What you will do — In full and without deviation, write out the entries that follow.

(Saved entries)
————
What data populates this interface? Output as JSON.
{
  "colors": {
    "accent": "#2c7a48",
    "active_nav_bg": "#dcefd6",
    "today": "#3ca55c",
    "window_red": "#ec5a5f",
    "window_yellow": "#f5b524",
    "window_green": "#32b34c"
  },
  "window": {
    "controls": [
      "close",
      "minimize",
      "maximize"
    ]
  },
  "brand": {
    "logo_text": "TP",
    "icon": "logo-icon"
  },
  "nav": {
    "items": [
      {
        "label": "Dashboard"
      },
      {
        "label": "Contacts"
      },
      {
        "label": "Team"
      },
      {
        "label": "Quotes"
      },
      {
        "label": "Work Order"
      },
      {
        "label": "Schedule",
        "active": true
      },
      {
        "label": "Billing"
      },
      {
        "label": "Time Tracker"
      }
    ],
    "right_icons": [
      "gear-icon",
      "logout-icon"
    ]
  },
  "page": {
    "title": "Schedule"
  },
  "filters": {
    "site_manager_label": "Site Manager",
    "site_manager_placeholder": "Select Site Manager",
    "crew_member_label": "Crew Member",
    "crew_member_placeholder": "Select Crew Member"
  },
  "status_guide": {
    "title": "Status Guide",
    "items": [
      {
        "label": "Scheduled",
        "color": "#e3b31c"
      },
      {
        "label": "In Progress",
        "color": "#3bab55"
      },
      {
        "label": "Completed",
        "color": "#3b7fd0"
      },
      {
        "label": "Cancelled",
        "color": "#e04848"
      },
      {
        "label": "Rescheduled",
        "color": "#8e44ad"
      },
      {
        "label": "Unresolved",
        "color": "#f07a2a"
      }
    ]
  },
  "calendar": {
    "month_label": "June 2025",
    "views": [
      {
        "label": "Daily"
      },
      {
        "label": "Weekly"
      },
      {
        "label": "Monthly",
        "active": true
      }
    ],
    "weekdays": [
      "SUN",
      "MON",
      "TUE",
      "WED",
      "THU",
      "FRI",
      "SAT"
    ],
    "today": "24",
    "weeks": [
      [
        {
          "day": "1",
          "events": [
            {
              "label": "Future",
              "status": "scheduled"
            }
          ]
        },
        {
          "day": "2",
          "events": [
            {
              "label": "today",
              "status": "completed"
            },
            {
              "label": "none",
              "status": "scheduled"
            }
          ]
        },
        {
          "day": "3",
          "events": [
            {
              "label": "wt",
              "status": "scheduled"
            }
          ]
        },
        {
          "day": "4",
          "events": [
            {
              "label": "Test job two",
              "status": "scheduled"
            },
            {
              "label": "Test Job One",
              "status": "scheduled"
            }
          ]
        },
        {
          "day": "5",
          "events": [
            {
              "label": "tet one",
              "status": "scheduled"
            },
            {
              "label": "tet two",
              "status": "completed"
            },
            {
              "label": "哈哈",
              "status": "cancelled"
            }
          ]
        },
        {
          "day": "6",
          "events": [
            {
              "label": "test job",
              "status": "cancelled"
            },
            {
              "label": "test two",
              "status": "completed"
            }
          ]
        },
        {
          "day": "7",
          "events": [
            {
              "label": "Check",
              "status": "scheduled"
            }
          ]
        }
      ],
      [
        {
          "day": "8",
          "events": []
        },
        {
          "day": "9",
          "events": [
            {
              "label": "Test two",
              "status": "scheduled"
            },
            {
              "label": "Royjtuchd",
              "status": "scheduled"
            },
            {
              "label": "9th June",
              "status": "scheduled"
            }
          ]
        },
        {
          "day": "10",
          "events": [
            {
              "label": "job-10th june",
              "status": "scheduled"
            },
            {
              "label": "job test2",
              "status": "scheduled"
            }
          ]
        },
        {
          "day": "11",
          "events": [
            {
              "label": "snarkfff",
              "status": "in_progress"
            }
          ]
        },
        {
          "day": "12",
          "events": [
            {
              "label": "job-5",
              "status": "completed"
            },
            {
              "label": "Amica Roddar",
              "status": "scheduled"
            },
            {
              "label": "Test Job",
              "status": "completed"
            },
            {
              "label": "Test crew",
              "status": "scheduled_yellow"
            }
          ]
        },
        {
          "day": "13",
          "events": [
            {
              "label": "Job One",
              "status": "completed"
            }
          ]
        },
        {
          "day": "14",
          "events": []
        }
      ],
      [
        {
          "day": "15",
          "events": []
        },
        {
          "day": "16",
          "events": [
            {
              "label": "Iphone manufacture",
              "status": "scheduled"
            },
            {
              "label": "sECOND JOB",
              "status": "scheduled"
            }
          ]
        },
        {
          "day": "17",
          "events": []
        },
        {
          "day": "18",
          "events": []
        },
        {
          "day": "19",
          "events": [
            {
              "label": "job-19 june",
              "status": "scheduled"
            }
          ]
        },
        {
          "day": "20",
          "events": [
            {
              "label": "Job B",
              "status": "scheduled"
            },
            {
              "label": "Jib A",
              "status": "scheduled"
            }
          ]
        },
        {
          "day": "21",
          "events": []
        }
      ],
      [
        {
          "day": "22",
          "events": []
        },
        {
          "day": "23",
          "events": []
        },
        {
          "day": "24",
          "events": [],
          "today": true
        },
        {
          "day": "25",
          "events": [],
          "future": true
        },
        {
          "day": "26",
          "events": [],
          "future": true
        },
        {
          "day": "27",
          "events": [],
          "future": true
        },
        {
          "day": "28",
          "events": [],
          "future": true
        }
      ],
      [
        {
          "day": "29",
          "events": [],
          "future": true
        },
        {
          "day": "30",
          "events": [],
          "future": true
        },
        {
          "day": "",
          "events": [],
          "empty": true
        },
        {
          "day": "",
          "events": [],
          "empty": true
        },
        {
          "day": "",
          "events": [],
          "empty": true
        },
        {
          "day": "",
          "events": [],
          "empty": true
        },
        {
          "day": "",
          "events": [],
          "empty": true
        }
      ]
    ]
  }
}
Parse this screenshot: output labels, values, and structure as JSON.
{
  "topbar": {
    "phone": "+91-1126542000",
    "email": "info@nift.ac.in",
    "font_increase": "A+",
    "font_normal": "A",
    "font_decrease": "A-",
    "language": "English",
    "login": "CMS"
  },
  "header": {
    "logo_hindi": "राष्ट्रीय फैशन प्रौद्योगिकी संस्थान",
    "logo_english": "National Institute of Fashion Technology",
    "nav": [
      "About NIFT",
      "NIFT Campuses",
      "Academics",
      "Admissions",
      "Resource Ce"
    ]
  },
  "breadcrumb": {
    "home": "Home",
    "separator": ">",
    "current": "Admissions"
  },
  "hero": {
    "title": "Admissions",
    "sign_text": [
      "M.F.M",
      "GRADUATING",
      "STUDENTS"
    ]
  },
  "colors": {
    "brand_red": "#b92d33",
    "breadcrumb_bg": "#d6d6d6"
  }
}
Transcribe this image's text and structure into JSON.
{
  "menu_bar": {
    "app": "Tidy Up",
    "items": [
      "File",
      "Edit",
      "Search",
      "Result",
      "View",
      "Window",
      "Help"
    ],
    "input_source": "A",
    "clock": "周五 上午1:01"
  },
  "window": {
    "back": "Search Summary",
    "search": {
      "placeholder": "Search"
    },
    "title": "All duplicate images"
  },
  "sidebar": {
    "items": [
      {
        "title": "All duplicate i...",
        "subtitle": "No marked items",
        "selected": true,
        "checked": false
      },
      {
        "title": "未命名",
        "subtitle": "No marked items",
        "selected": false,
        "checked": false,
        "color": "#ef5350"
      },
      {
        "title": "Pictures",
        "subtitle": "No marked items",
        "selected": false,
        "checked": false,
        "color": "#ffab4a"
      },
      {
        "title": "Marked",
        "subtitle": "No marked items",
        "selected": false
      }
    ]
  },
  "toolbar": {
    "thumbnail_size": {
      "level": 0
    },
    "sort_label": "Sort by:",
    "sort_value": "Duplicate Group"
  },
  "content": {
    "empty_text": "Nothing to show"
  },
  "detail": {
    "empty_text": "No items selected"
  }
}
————
The answer —
What data populates this interface? Output as JSON.
{
  "colors": {
    "accent": "#2c7a48",
    "active_nav_bg": "#dcefd6",
    "today": "#3ca55c",
    "window_red": "#ec5a5f",
    "window_yellow": "#f5b524",
    "window_green": "#32b34c"
  },
  "window": {
    "controls": [
      "close",
      "minimize",
      "maximize"
    ]
  },
  "brand": {
    "logo_text": "TP",
    "icon": "logo-icon"
  },
  "nav": {
    "items": [
      {
        "label": "Dashboard"
      },
      {
        "label": "Contacts"
      },
      {
        "label": "Team"
      },
      {
        "label": "Quotes"
      },
      {
        "label": "Work Order"
      },
      {
        "label": "Schedule",
        "active": true
      },
      {
        "label": "Billing"
      },
      {
        "label": "Time Tracker"
      }
    ],
    "right_icons": [
      "gear-icon",
      "logout-icon"
    ]
  },
  "page": {
    "title": "Schedule"
  },
  "filters": {
    "site_manager_label": "Site Manager",
    "site_manager_placeholder": "Select Site Manager",
    "crew_member_label": "Crew Member",
    "crew_member_placeholder": "Select Crew Member"
  },
  "status_guide": {
    "title": "Status Guide",
    "items": [
      {
        "label": "Scheduled",
        "color": "#e3b31c"
      },
      {
        "label": "In Progress",
        "color": "#3bab55"
      },
      {
        "label": "Completed",
        "color": "#3b7fd0"
      },
      {
        "label": "Cancelled",
        "color": "#e04848"
      },
      {
        "label": "Rescheduled",
        "color": "#8e44ad"
      },
      {
        "label": "Unresolved",
        "color": "#f07a2a"
      }
    ]
  },
  "calendar": {
    "month_label": "June 2025",
    "views": [
      {
        "label": "Daily"
      },
      {
        "label": "Weekly"
      },
      {
        "label": "Monthly",
        "active": true
      }
    ],
    "weekdays": [
      "SUN",
      "MON",
      "TUE",
      "WED",
      "THU",
      "FRI",
      "SAT"
    ],
    "today": "24",
    "weeks": [
      [
        {
          "day": "1",
          "events": [
            {
              "label": "Future",
              "status": "scheduled"
            }
          ]
        },
        {
          "day": "2",
          "events": [
            {
              "label": "today",
              "status": "completed"
            },
            {
              "label": "none",
              "status": "scheduled"
            }
          ]
        },
        {
          "day": "3",
          "events": [
            {
              "label": "wt",
              "status": "scheduled"
            }
          ]
        },
        {
          "day": "4",
          "events": [
            {
              "label": "Test job two",
              "status": "scheduled"
            },
            {
              "label": "Test Job One",
              "status": "scheduled"
            }
          ]
        },
        {
          "day": "5",
          "events": [
            {
              "label": "tet one",
              "status": "scheduled"
            },
            {
              "label": "tet two",
              "status": "completed"
            },
            {
              "label": "哈哈",
              "status": "cancelled"
            }
          ]
        },
        {
          "day": "6",
          "events": [
            {
              "label": "test job",
              "status": "cancelled"
            },
            {
              "label": "test two",
              "status": "completed"
            }
          ]
        },
        {
          "day": "7",
          "events": [
            {
              "label": "Check",
              "status": "scheduled"
            }
          ]
        }
      ],
      [
        {
          "day": "8",
          "events": []
        },
        {
          "day": "9",
          "events": [
            {
              "label": "Test two",
              "status": "scheduled"
            },
            {
              "label": "Royjtuchd",
              "status": "scheduled"
            },
            {
              "label": "9th June",
              "status": "scheduled"
            }
          ]
        },
        {
          "day": "10",
          "events": [
            {
              "label": "job-10th june",
              "status": "scheduled"
            },
            {
              "label": "job test2",
              "status": "scheduled"
            }
          ]
        },
        {
          "day": "11",
          "events": [
            {
              "label": "snarkfff",
              "status": "in_progress"
            }
          ]
        },
        {
          "day": "12",
          "events": [
            {
              "label": "job-5",
              "status": "completed"
            },
            {
              "label": "Amica Roddar",
              "status": "scheduled"
            },
            {
              "label": "Test Job",
              "status": "completed"
            },
            {
              "label": "Test crew",
              "status": "scheduled_yellow"
            }
          ]
        },
        {
          "day": "13",
          "events": [
            {
              "label": "Job One",
              "status": "completed"
            }
          ]
        },
        {
          "day": "14",
          "events": []
        }
      ],
      [
        {
          "day": "15",
          "events": []
        },
        {
          "day": "16",
          "events": [
            {
              "label": "Iphone manufacture",
              "status": "scheduled"
            },
            {
              "label": "sECOND JOB",
              "status": "scheduled"
            }
          ]
        },
        {
          "day": "17",
          "events": []
        },
        {
          "day": "18",
          "events": []
        },
        {
          "day": "19",
          "events": [
            {
              "label": "job-19 june",
              "status": "scheduled"
            }
          ]
        },
        {
          "day": "20",
          "events": [
            {
              "label": "Job B",
              "status": "scheduled"
            },
            {
              "label": "Jib A",
              "status": "scheduled"
            }
          ]
        },
        {
          "day": "21",
          "events": []
        }
      ],
      [
        {
          "day": "22",
          "events": []
        },
        {
          "day": "23",
          "events": []
        },
        {
          "day": "24",
          "events": [],
          "today": true
        },
        {
          "day": "25",
          "events": [],
          "future": true
        },
        {
          "day": "26",
          "events": [],
          "future": true
        },
        {
          "day": "27",
          "events": [],
          "future": true
        },
        {
          "day": "28",
          "events": [],
          "future": true
        }
      ],
      [
        {
          "day": "29",
          "events": [],
          "future": true
        },
        {
          "day": "30",
          "events": [],
          "future": true
        },
        {
          "day": "",
          "events": [],
          "empty": true
        },
        {
          "day": "",
          "events": [],
          "empty": true
        },
        {
          "day": "",
          "events": [],
          "empty": true
        },
        {
          "day": "",
          "events": [],
          "empty": true
        },
        {
          "day": "",
          "events": [],
          "empty": true
        }
      ]
    ]
  }
}
Parse this screenshot: output labels, values, and structure as JSON.
{
  "topbar": {
    "phone": "+91-1126542000",
    "email": "info@nift.ac.in",
    "font_increase": "A+",
    "font_normal": "A",
    "font_decrease": "A-",
    "language": "English",
    "login": "CMS"
  },
  "header": {
    "logo_hindi": "राष्ट्रीय फैशन प्रौद्योगिकी संस्थान",
    "logo_english": "National Institute of Fashion Technology",
    "nav": [
      "About NIFT",
      "NIFT Campuses",
      "Academics",
      "Admissions",
      "Resource Ce"
    ]
  },
  "breadcrumb": {
    "home": "Home",
    "separator": ">",
    "current": "Admissions"
  },
  "hero": {
    "title": "Admissions",
    "sign_text": [
      "M.F.M",
      "GRADUATING",
      "STUDENTS"
    ]
  },
  "colors": {
    "brand_red": "#b92d33",
    "breadcrumb_bg": "#d6d6d6"
  }
}
Transcribe this image's text and structure into JSON.
{
  "menu_bar": {
    "app": "Tidy Up",
    "items": [
      "File",
      "Edit",
      "Search",
      "Result",
      "View",
      "Window",
      "Help"
    ],
    "input_source": "A",
    "clock": "周五 上午1:01"
  },
  "window": {
    "back": "Search Summary",
    "search": {
      "placeholder": "Search"
    },
    "title": "All duplicate images"
  },
  "sidebar": {
    "items": [
      {
        "title": "All duplicate i...",
        "subtitle": "No marked items",
        "selected": true,
        "checked": false
      },
      {
        "title": "未命名",
        "subtitle": "No marked items",
        "selected": false,
        "checked": false,
        "color": "#ef5350"
      },
      {
        "title": "Pictures",
        "subtitle": "No marked items",
        "selected": false,
        "checked": false,
        "color": "#ffab4a"
      },
      {
        "title": "Marked",
        "subtitle": "No marked items",
        "selected": false
      }
    ]
  },
  "toolbar": {
    "thumbnail_size": {
      "level": 0
    },
    "sort_label": "Sort by:",
    "sort_value": "Duplicate Group"
  },
  "content": {
    "empty_text": "Nothing to show"
  },
  "detail": {
    "empty_text": "No items selected"
  }
}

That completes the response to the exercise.